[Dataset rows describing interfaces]

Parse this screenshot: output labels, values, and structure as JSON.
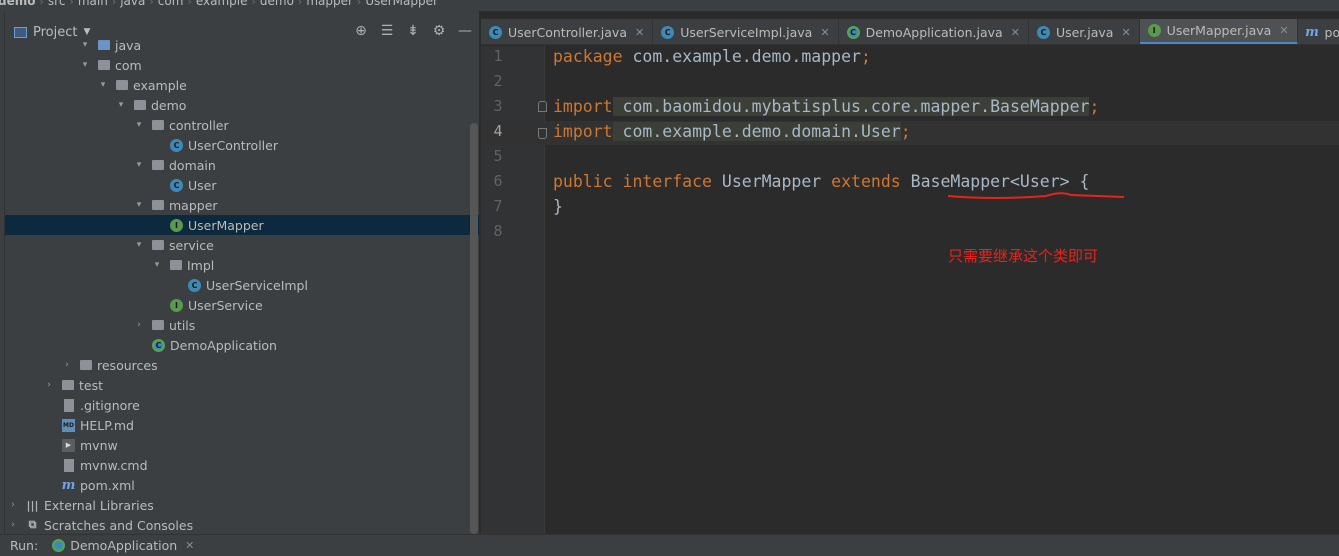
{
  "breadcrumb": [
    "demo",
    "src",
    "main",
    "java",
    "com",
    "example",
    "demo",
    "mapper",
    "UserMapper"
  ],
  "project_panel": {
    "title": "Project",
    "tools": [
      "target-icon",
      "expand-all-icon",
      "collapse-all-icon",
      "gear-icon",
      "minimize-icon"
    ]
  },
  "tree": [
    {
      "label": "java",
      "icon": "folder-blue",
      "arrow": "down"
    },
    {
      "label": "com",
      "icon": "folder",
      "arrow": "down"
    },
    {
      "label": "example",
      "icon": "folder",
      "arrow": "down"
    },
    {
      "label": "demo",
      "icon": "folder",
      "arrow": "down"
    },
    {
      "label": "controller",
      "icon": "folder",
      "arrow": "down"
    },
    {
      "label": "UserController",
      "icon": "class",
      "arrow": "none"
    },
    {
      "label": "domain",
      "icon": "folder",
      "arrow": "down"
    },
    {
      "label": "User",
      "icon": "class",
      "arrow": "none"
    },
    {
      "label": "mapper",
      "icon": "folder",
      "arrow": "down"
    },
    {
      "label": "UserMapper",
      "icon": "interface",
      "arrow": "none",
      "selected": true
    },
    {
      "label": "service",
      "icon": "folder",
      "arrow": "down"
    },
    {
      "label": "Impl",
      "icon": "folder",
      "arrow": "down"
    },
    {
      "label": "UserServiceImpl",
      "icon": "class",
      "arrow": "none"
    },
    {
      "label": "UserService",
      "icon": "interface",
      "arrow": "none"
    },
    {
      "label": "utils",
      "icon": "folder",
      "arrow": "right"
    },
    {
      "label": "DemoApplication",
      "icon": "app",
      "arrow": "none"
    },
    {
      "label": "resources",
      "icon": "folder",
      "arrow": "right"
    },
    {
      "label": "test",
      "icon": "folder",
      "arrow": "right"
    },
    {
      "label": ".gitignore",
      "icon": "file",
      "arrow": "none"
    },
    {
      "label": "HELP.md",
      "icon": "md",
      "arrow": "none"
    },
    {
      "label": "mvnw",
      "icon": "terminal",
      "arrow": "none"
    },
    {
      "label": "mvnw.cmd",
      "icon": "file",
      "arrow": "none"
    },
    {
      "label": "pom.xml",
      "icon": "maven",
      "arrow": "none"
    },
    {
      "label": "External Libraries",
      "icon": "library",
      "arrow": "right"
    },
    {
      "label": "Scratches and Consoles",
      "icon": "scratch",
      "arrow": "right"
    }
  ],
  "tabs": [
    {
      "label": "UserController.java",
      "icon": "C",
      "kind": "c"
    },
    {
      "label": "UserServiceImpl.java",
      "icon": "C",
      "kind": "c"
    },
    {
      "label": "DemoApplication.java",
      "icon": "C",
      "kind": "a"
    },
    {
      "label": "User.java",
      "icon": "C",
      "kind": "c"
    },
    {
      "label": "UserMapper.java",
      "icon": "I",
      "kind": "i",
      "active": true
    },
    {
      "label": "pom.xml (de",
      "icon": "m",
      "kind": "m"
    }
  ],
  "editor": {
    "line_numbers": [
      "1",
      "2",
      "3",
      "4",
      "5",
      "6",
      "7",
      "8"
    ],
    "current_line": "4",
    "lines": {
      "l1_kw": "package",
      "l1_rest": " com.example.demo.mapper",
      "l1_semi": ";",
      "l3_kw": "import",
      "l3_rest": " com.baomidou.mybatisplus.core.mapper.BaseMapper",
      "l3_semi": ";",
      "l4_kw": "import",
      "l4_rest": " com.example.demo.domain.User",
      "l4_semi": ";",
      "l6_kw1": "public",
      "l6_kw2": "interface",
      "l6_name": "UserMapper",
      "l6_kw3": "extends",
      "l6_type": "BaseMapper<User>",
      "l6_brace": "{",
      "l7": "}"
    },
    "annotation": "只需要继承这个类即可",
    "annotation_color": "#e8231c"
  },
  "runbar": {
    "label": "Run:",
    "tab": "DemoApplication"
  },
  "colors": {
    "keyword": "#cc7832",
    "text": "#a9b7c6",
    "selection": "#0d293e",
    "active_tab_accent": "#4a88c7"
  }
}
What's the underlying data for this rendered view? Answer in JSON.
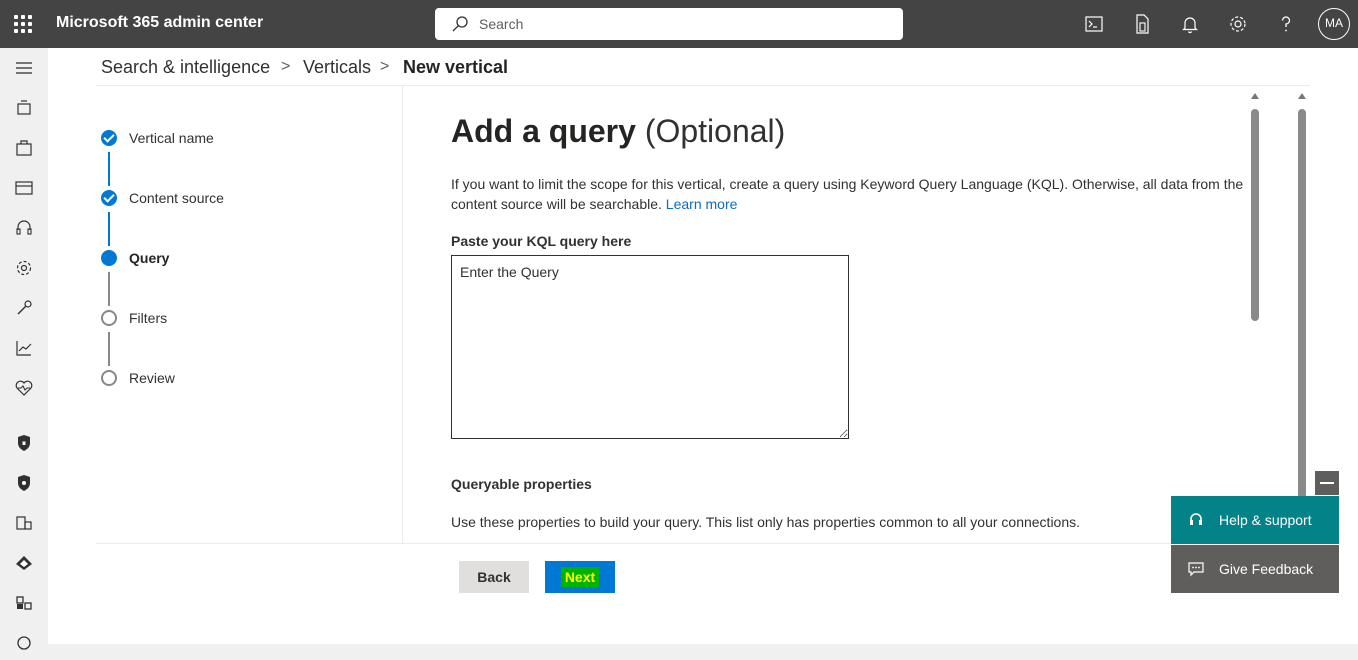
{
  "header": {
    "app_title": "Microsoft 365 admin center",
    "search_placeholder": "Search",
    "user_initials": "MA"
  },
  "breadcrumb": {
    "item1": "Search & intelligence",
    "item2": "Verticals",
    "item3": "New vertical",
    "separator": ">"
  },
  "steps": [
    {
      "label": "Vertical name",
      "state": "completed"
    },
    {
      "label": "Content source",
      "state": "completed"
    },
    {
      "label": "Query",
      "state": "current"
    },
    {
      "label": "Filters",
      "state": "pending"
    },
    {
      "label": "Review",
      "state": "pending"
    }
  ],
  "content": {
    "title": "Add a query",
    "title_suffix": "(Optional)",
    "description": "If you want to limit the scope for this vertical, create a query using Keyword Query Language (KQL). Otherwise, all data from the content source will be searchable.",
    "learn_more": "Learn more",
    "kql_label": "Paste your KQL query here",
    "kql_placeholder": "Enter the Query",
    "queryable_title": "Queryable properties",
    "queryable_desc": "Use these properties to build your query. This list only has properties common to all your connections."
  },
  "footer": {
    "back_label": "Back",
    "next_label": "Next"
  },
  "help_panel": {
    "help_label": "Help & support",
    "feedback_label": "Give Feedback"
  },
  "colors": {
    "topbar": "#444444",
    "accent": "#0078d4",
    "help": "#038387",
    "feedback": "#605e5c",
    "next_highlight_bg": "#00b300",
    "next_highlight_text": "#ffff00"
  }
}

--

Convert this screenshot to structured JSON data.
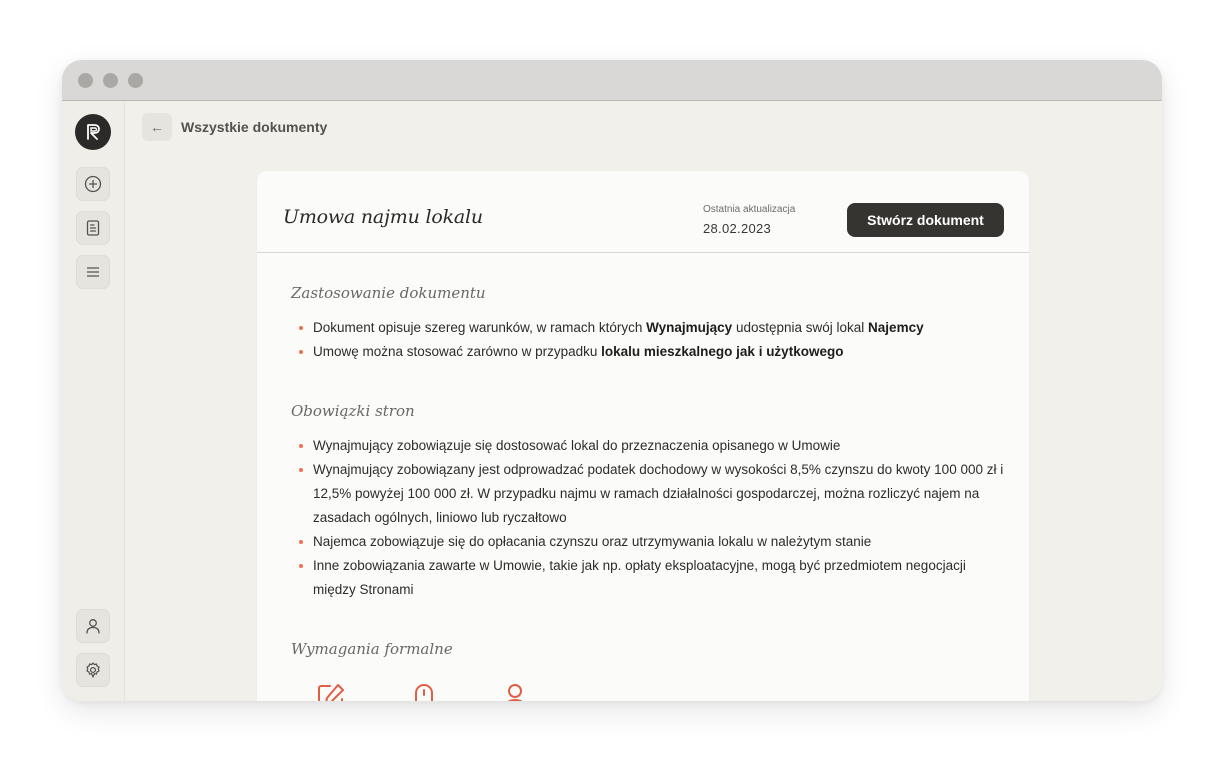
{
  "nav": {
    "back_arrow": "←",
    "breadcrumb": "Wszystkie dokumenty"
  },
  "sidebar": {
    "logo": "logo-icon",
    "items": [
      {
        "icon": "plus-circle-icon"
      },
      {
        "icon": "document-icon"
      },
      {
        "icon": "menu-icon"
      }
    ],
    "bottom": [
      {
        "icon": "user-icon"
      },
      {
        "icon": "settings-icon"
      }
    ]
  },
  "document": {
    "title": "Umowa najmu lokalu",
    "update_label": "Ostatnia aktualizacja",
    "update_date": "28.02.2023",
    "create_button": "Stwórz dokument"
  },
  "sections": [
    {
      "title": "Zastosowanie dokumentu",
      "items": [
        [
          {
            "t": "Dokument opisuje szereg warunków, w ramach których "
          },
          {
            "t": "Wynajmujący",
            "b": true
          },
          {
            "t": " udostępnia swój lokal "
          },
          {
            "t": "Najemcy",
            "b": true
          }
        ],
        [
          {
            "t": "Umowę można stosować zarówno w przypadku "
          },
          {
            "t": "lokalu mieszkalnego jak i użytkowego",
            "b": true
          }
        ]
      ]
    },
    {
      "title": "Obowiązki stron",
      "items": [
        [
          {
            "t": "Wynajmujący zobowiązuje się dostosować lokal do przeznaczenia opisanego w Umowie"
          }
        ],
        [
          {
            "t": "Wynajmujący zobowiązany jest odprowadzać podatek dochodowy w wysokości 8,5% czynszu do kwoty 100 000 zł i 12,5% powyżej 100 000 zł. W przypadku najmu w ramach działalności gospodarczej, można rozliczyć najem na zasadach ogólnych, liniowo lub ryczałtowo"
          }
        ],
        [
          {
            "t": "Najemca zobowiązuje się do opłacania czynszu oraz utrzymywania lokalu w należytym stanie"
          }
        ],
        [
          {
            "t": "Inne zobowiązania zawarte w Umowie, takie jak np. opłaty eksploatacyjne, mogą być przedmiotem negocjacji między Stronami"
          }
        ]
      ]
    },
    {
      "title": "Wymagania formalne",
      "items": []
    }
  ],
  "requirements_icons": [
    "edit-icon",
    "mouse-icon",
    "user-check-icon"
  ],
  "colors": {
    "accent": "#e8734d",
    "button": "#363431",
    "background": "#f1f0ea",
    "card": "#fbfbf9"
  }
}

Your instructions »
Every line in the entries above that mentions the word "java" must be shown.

Problem solution »
    "java",
      "label": "java",
      "label": "UserController.java",
      "label": "UserServiceImpl.java",
      "label": "DemoApplication.java",
      "label": "User.java",
      "label": "UserMapper.java",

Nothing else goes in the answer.